For now, let’s just dive into the numbers for June.
Here’s your King County SFH summary, with the arrows to show whether the year-over-year direction of each indicator is favorable or unfavorable news for buyers and sellers (green = favorable, red = unfavorable):
|Months of Supply||0.90||+7.9%||-18.0%|
New listings are coming on at a decent pace and inventory actually saw a decent increase, but buyers are still snatching up most listings very quickly. The average time on market in King County for single-family home sales that closed in June was just 17 days—an all-time low.
Here’s your closed sales yearly comparison chart:
Closed sales shot up 12 percent between May and June. Last year over the same period closed sales increased 15 percent. Year-over-year closed sales were down just barely.
Pending sales fell two percent from May to June, and were up one percent year-over-year.
Here’s the graph of inventory with each year overlaid on the same chart.
Inventory rose 21 percent from May to June, which actually the largest month-over-month increase on record. If there’s any glimmer of hope for buyers in this month’s data, that’s probably it. Year-over-year inventory was still down 18 percent, though.
Here’s the chart of new listings:
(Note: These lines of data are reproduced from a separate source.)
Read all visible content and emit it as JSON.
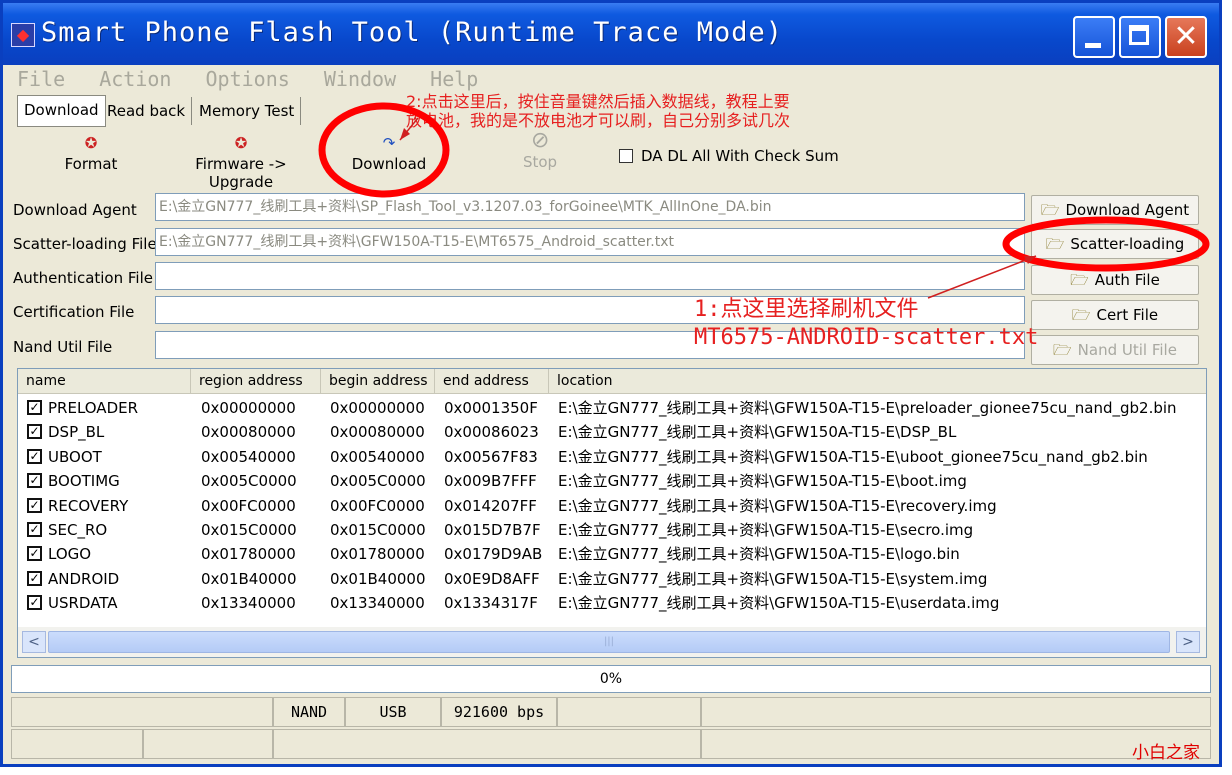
{
  "window": {
    "title": "Smart Phone Flash Tool (Runtime Trace Mode)",
    "minimize_icon": "minimize-icon",
    "maximize_icon": "maximize-icon",
    "close_icon": "close-icon"
  },
  "menu": [
    "File",
    "Action",
    "Options",
    "Window",
    "Help"
  ],
  "tabs": [
    "Download",
    "Read back",
    "Memory Test"
  ],
  "toolbar": {
    "format_label": "Format",
    "upgrade_label": "Firmware -> Upgrade",
    "download_label": "Download",
    "stop_label": "Stop",
    "checksum_label": "DA DL All With Check Sum"
  },
  "fields": {
    "download_agent": {
      "label": "Download Agent",
      "value": "E:\\金立GN777_线刷工具+资料\\SP_Flash_Tool_v3.1207.03_forGoinee\\MTK_AllInOne_DA.bin"
    },
    "scatter": {
      "label": "Scatter-loading File",
      "value": "E:\\金立GN777_线刷工具+资料\\GFW150A-T15-E\\MT6575_Android_scatter.txt"
    },
    "auth": {
      "label": "Authentication File",
      "value": ""
    },
    "cert": {
      "label": "Certification File",
      "value": ""
    },
    "nand": {
      "label": "Nand Util File",
      "value": ""
    }
  },
  "side_buttons": {
    "download_agent": "Download Agent",
    "scatter_loading": "Scatter-loading",
    "auth_file": "Auth File",
    "cert_file": "Cert File",
    "nand_util": "Nand Util File"
  },
  "table": {
    "columns": [
      "name",
      "region address",
      "begin address",
      "end address",
      "location"
    ],
    "rows": [
      {
        "name": "PRELOADER",
        "region": "0x00000000",
        "begin": "0x00000000",
        "end": "0x0001350F",
        "location": "E:\\金立GN777_线刷工具+资料\\GFW150A-T15-E\\preloader_gionee75cu_nand_gb2.bin"
      },
      {
        "name": "DSP_BL",
        "region": "0x00080000",
        "begin": "0x00080000",
        "end": "0x00086023",
        "location": "E:\\金立GN777_线刷工具+资料\\GFW150A-T15-E\\DSP_BL"
      },
      {
        "name": "UBOOT",
        "region": "0x00540000",
        "begin": "0x00540000",
        "end": "0x00567F83",
        "location": "E:\\金立GN777_线刷工具+资料\\GFW150A-T15-E\\uboot_gionee75cu_nand_gb2.bin"
      },
      {
        "name": "BOOTIMG",
        "region": "0x005C0000",
        "begin": "0x005C0000",
        "end": "0x009B7FFF",
        "location": "E:\\金立GN777_线刷工具+资料\\GFW150A-T15-E\\boot.img"
      },
      {
        "name": "RECOVERY",
        "region": "0x00FC0000",
        "begin": "0x00FC0000",
        "end": "0x014207FF",
        "location": "E:\\金立GN777_线刷工具+资料\\GFW150A-T15-E\\recovery.img"
      },
      {
        "name": "SEC_RO",
        "region": "0x015C0000",
        "begin": "0x015C0000",
        "end": "0x015D7B7F",
        "location": "E:\\金立GN777_线刷工具+资料\\GFW150A-T15-E\\secro.img"
      },
      {
        "name": "LOGO",
        "region": "0x01780000",
        "begin": "0x01780000",
        "end": "0x0179D9AB",
        "location": "E:\\金立GN777_线刷工具+资料\\GFW150A-T15-E\\logo.bin"
      },
      {
        "name": "ANDROID",
        "region": "0x01B40000",
        "begin": "0x01B40000",
        "end": "0x0E9D8AFF",
        "location": "E:\\金立GN777_线刷工具+资料\\GFW150A-T15-E\\system.img"
      },
      {
        "name": "USRDATA",
        "region": "0x13340000",
        "begin": "0x13340000",
        "end": "0x1334317F",
        "location": "E:\\金立GN777_线刷工具+资料\\GFW150A-T15-E\\userdata.img"
      }
    ]
  },
  "progress": {
    "text": "0%",
    "fraction": 0.0
  },
  "status": {
    "storage": "NAND",
    "connection": "USB",
    "baud": "921600 bps"
  },
  "annotations": {
    "note2_line1": "2:点击这里后，按住音量键然后插入数据线，教程上要",
    "note2_line2": "放电池，我的是不放电池才可以刷，自己分别多试几次",
    "note1_line1": "1:点这里选择刷机文件",
    "note1_line2": "MT6575-ANDROID-scatter.txt",
    "watermark": "小白之家"
  },
  "colors": {
    "titlebar": "#0a48cc",
    "annotation": "#e62020",
    "window_bg": "#ece9d8"
  }
}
New listings were up seven percent month-over-month, and up one percent from last year. The overall level of new listings is middle-of-the-pack compared to previous years, which is also at least not terrible news for buyers.
Here’s the supply/demand YOY graph. “Demand” in this chart is represented by closed sales, which have had a consistent definition throughout the decade (unlike pending sales from NWMLS).
The overall supply and demand situation is still very much trending in sellers’ favor.
Here’s the median home price YOY change graph:
Another crazy month for year-over-year price gains.
And lastly, here is the chart comparing King County SFH prices each month for every year back to 1994 (not adjusted for inflation).
Yet another new all-time record high.
June 2017: $653,000
July 2007: $481,000 (previous cycle high)
These numbers only just came out, so there’s no article yet in the Seattle Times. I’ll probably update this post when they publish their story.